#### Material provided
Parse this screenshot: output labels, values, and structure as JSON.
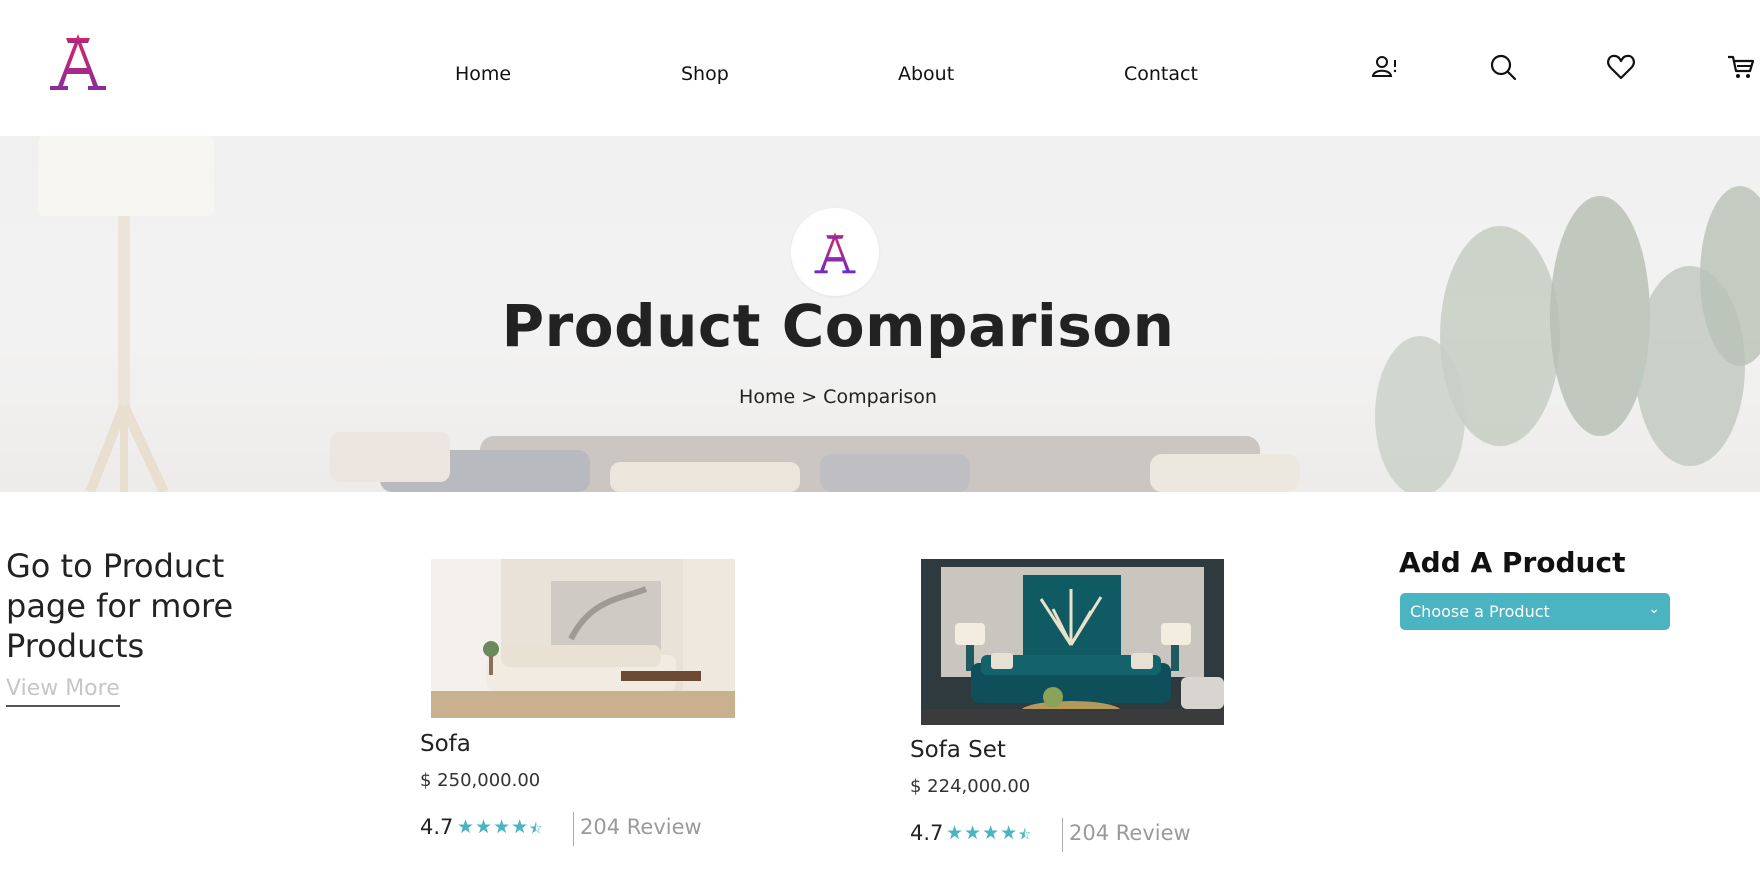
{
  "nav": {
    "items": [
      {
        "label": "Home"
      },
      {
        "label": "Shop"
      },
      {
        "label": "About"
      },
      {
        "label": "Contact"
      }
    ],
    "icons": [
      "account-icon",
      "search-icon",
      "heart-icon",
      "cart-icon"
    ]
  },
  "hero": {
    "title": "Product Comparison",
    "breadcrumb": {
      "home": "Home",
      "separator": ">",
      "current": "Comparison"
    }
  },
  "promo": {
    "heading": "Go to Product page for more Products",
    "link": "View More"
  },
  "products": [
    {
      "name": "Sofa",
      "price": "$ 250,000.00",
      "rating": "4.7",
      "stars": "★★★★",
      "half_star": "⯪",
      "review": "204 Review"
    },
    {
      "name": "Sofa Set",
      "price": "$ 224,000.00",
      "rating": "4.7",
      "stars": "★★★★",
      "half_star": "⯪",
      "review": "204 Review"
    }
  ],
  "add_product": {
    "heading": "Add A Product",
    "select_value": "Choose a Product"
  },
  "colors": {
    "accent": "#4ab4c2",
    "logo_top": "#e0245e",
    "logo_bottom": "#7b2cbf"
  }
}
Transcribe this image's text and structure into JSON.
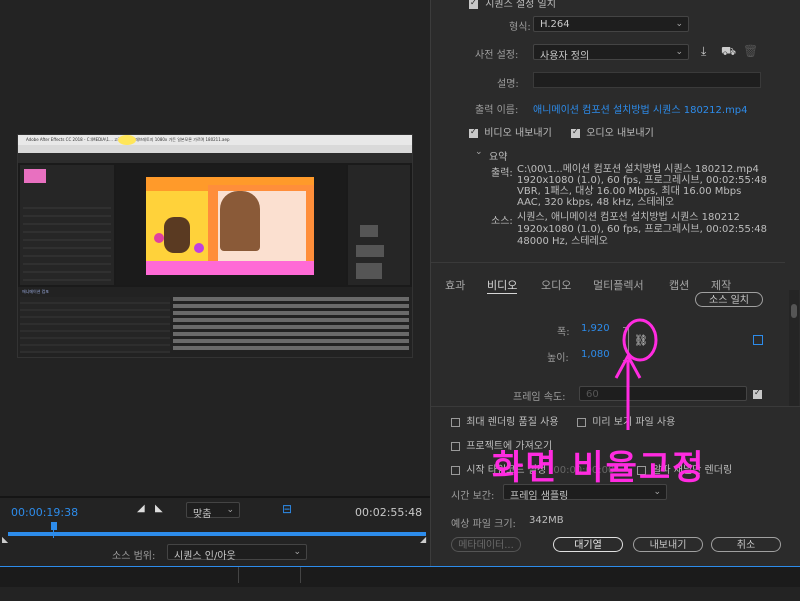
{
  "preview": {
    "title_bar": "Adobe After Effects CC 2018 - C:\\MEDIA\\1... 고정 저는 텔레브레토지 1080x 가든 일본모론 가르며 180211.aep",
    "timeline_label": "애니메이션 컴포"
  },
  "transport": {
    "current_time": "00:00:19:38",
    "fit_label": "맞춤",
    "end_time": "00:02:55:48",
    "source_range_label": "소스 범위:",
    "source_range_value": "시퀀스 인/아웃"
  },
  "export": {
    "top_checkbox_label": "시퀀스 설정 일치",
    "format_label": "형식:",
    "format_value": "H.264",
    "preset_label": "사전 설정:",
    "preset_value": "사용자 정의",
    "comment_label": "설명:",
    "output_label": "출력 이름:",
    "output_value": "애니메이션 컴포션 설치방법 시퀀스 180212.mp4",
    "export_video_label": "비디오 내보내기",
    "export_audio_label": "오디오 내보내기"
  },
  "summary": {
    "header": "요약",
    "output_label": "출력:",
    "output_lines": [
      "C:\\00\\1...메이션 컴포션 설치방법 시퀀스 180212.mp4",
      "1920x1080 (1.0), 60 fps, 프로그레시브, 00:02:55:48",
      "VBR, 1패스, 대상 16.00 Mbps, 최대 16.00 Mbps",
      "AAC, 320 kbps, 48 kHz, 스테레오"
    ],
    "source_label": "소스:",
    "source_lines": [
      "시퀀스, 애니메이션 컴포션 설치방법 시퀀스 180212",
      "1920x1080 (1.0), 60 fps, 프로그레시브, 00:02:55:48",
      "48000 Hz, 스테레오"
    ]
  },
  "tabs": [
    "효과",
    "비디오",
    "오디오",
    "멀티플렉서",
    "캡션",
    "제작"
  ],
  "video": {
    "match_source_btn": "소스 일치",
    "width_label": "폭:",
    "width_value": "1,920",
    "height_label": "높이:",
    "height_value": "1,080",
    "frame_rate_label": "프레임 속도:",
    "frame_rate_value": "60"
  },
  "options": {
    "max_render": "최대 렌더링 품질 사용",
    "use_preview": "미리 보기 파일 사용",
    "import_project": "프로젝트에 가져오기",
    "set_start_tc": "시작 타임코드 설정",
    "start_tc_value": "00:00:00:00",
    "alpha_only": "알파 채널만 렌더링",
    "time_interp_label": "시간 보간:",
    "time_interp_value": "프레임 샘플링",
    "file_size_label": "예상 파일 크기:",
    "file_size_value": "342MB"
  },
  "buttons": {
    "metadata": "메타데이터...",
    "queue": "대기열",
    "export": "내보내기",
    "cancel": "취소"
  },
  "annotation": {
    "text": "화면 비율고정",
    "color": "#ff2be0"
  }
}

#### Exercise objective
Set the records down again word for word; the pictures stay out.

#### Completed task
Parse this screenshot: output labels, values, and structure as JSON.
{
  "nav": {
    "items": [
      {
        "label": "Home"
      },
      {
        "label": "Shop"
      },
      {
        "label": "About"
      },
      {
        "label": "Contact"
      }
    ],
    "icons": [
      "account-icon",
      "search-icon",
      "heart-icon",
      "cart-icon"
    ]
  },
  "hero": {
    "title": "Product Comparison",
    "breadcrumb": {
      "home": "Home",
      "separator": ">",
      "current": "Comparison"
    }
  },
  "promo": {
    "heading": "Go to Product page for more Products",
    "link": "View More"
  },
  "products": [
    {
      "name": "Sofa",
      "price": "$ 250,000.00",
      "rating": "4.7",
      "stars": "★★★★",
      "half_star": "⯪",
      "review": "204 Review"
    },
    {
      "name": "Sofa Set",
      "price": "$ 224,000.00",
      "rating": "4.7",
      "stars": "★★★★",
      "half_star": "⯪",
      "review": "204 Review"
    }
  ],
  "add_product": {
    "heading": "Add A Product",
    "select_value": "Choose a Product"
  },
  "colors": {
    "accent": "#4ab4c2",
    "logo_top": "#e0245e",
    "logo_bottom": "#7b2cbf"
  }
}
Transcribe this image's text and structure into JSON.
{
  "preview": {
    "title_bar": "Adobe After Effects CC 2018 - C:\\MEDIA\\1... 고정 저는 텔레브레토지 1080x 가든 일본모론 가르며 180211.aep",
    "timeline_label": "애니메이션 컴포"
  },
  "transport": {
    "current_time": "00:00:19:38",
    "fit_label": "맞춤",
    "end_time": "00:02:55:48",
    "source_range_label": "소스 범위:",
    "source_range_value": "시퀀스 인/아웃"
  },
  "export": {
    "top_checkbox_label": "시퀀스 설정 일치",
    "format_label": "형식:",
    "format_value": "H.264",
    "preset_label": "사전 설정:",
    "preset_value": "사용자 정의",
    "comment_label": "설명:",
    "output_label": "출력 이름:",
    "output_value": "애니메이션 컴포션 설치방법 시퀀스 180212.mp4",
    "export_video_label": "비디오 내보내기",
    "export_audio_label": "오디오 내보내기"
  },
  "summary": {
    "header": "요약",
    "output_label": "출력:",
    "output_lines": [
      "C:\\00\\1...메이션 컴포션 설치방법 시퀀스 180212.mp4",
      "1920x1080 (1.0), 60 fps, 프로그레시브, 00:02:55:48",
      "VBR, 1패스, 대상 16.00 Mbps, 최대 16.00 Mbps",
      "AAC, 320 kbps, 48 kHz, 스테레오"
    ],
    "source_label": "소스:",
    "source_lines": [
      "시퀀스, 애니메이션 컴포션 설치방법 시퀀스 180212",
      "1920x1080 (1.0), 60 fps, 프로그레시브, 00:02:55:48",
      "48000 Hz, 스테레오"
    ]
  },
  "tabs": [
    "효과",
    "비디오",
    "오디오",
    "멀티플렉서",
    "캡션",
    "제작"
  ],
  "video": {
    "match_source_btn": "소스 일치",
    "width_label": "폭:",
    "width_value": "1,920",
    "height_label": "높이:",
    "height_value": "1,080",
    "frame_rate_label": "프레임 속도:",
    "frame_rate_value": "60"
  },
  "options": {
    "max_render": "최대 렌더링 품질 사용",
    "use_preview": "미리 보기 파일 사용",
    "import_project": "프로젝트에 가져오기",
    "set_start_tc": "시작 타임코드 설정",
    "start_tc_value": "00:00:00:00",
    "alpha_only": "알파 채널만 렌더링",
    "time_interp_label": "시간 보간:",
    "time_interp_value": "프레임 샘플링",
    "file_size_label": "예상 파일 크기:",
    "file_size_value": "342MB"
  },
  "buttons": {
    "metadata": "메타데이터...",
    "queue": "대기열",
    "export": "내보내기",
    "cancel": "취소"
  },
  "annotation": {
    "text": "화면 비율고정",
    "color": "#ff2be0"
  }
}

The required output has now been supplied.